after I’ve drowned my sorrows,
Death delivers a cold cloth rag,
and seltzer tablets.
“Still your heart,” he whispers,
“I’m breathless without you.”
His bedside manners
are quite delectable.
We’re familiar strangers,
this Grim Tennant and I.
Spectators to our very own
We writhe and shake
through empty corridors
where he tickles my fancy
with the beckon of slender finger.
Who am I to deny
Death’s carnal calamity?
I’m his favorite toy.
He spins my crank,
dances to the anxious tune,
but never, does he ever,
pop my jack out of the box.
Death is the ultimate tease.
It’s always the same.
There’s no one until there’s someone.
You appear like Napoleon, 1799, out of nowhere.
Staging coups and exiling her better senses
with good-guy tales of misfortune,
like chocolate dipped delicacies,
always ending in the same
but that’s nothing compared to
what you’ve been through
Her father taught her;
when she was just a top-knot,
to never trust explicitly.
It’s not lost on her that sometimes
beneath a candy-coated exterior
lies a dark and bitter center,
but longing never met a truth it couldn’t erode.
Now your heart is beating in her chest,
and what she doesn’t know
is just how deep your malice grows.
How you move from one forever-love to another
using their affection like a needle and spoon,
to satiate the prosthetic spirit within your shell.
Tell me; was it a game for you?
Did you eeny, meeny, miney, moe?
Or just mark your prey by the wheels on her chair?
You’re like the clown in a dunk tank
crying “Virgin mobile, here!
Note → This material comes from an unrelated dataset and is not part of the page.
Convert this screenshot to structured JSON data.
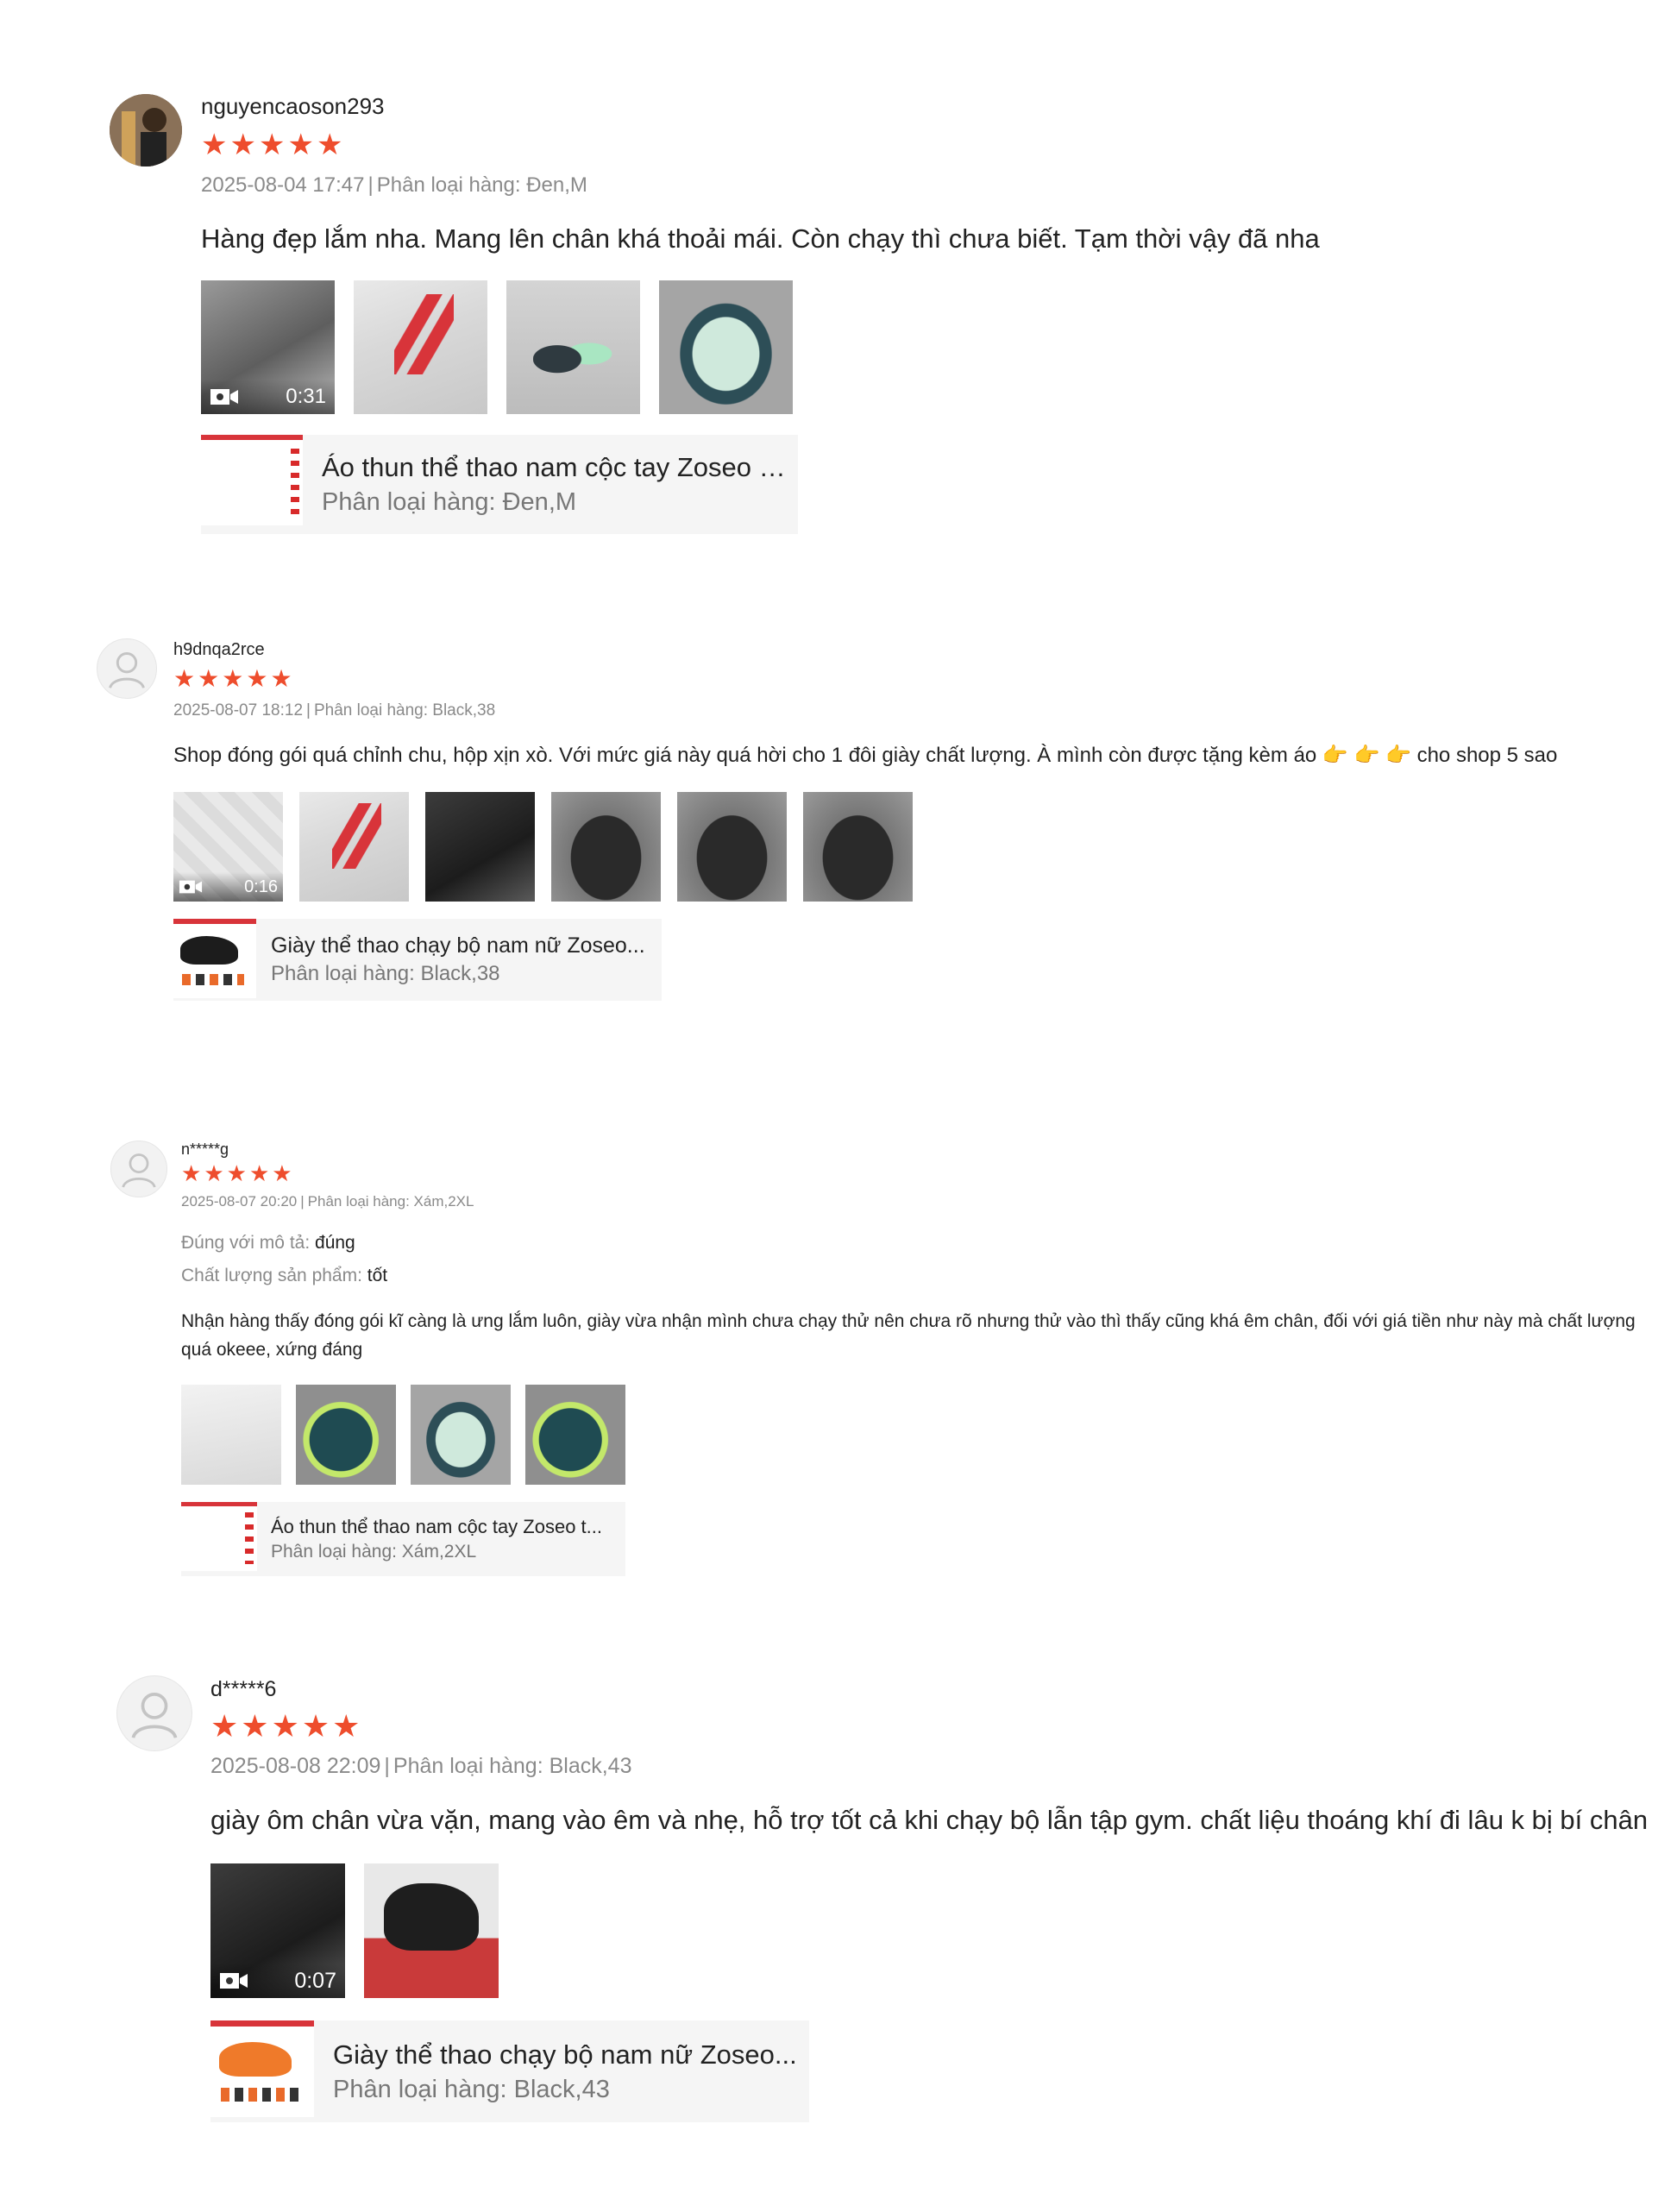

Virgin mobile!” all the way down.
You’re the carnie whose joints are never quite rigged,
just bent bottles and tilted tables,
tipping odds in your favor.
Now her tears trace their tracks,
as you’re off projecting new-life comfort,
flaunting your glamour shots debutante,
hoping the pain you inflict
will, somehow, finally break her.
But what are you?
Compared to phantom limbs and catheter tubes?
What are you, compared to walking memories
swimming through nightmare undertow?
What are you, really, in the grand scheme of all things,
compared to the permanent loss of maternity?
Just one more little boy paralyzed,
watching her walk away.